So agents and landlords CAN stop tenants sub-letting
The government says letting agents and landlords can, after all, prevent tenants sub-letting properties, despite apparently saying the reverse in a statement immediately after the Budget earlier this month. On page 51 of the Budget Red Book – the document which is released after the Chancellor makes his Budget speech – the government committed to “make it easier for individuals to sub-let a room through its intention to legislate to prevent the use of clauses in private fixed-term residential tenancy agreements that expressly rule out sub-letting or otherwise sharing space on a short-term basis, and consider extending this prohibition to statutory periodic tenancies.”
However, now Brandon Lewis – currently housing minister – has given further clarification to The Guardian newspaper, which in fact appears to contradict this. His ‘clarification’ says: “Tenants should be able to ask for permission to sublet their home without expecting a blanket refusal in every case – but landlords should also have the right to know who is living in their property. Our proposals would mean a tenant could ask for this permission under the model tenancy agreement, with landlords having the right of refusal offering reasons for that decision and within a reasonable time frame.”
A string of organisations including the Residential Landlords Association and the B&B Association have expressed dismay at the original government proposal.
Paul Shamplina, founder of Landlord Action, says if this policy goes ahead it will thrown up a magnitude of problems in the buy-to-let industry.

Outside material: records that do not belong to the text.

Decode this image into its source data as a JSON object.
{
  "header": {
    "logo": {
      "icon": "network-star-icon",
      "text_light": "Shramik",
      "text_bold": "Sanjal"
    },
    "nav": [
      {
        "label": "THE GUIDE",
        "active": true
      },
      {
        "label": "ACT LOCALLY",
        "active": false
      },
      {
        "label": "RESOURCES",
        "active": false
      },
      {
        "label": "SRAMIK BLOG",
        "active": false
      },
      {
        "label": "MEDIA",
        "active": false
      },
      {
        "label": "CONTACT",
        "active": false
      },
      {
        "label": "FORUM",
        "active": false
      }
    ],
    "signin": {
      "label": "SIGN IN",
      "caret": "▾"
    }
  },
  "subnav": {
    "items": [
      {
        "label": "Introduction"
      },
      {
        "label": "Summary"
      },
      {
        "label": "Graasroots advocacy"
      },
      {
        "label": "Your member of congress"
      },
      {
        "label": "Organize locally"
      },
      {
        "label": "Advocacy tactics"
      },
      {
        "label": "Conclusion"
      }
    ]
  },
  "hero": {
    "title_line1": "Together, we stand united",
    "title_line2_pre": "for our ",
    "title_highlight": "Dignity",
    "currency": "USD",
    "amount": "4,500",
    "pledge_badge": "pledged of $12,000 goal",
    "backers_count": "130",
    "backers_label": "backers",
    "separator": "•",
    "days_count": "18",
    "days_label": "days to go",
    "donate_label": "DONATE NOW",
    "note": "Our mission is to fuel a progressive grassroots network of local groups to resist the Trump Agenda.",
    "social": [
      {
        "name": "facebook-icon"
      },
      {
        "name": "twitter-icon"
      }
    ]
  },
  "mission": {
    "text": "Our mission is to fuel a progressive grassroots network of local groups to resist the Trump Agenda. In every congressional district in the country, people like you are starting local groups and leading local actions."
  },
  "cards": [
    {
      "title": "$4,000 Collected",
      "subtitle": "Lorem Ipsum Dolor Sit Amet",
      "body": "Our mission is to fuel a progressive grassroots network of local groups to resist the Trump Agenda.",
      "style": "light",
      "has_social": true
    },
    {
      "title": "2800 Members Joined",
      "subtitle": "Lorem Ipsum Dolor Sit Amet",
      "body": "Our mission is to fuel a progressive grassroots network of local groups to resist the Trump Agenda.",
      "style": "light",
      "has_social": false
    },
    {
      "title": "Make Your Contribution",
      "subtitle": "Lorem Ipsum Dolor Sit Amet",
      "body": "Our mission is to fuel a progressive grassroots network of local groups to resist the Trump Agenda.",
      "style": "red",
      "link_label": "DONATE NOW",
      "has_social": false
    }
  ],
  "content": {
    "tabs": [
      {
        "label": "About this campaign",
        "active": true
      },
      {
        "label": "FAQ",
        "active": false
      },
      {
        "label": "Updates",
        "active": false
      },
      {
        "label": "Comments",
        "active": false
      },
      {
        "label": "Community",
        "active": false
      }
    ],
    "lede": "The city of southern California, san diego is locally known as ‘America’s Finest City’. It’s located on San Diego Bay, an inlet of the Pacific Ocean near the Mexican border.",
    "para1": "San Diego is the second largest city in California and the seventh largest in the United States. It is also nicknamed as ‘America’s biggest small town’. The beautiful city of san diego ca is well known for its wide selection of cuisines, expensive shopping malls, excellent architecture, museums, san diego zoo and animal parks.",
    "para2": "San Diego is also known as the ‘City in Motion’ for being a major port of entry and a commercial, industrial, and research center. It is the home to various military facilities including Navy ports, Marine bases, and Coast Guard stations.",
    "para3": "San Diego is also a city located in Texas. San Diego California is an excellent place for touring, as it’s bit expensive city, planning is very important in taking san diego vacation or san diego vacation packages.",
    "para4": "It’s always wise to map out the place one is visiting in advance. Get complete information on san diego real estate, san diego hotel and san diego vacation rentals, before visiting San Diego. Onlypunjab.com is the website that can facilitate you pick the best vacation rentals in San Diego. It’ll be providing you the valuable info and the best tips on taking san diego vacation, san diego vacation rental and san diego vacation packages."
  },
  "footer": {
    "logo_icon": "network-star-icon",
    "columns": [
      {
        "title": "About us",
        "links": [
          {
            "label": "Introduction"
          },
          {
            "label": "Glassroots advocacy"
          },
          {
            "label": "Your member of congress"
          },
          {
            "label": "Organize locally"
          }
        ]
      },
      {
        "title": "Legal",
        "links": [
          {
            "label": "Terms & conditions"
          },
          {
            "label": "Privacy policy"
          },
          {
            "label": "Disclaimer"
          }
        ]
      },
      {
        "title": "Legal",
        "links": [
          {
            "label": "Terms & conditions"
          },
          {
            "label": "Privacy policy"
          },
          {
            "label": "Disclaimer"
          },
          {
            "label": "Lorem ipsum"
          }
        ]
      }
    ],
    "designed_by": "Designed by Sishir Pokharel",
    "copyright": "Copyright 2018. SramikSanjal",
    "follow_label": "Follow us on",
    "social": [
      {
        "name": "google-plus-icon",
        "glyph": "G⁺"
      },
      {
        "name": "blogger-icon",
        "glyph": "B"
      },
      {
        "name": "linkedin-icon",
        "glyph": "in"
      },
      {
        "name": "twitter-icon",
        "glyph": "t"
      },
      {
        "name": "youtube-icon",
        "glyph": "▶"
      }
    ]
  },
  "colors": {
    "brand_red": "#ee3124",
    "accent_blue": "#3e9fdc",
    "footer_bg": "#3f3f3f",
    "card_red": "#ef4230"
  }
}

“We have never seen so many sub-letting cases going to court because of unscrupulous tenants trying to cream a profit from a property they have rented. We experience continual problems with tenants taking out tenancy agreements and then, in some instances, not even moving into the property themselves, but putting up partitions and sub-letting to as many people as possible” says Shamplina.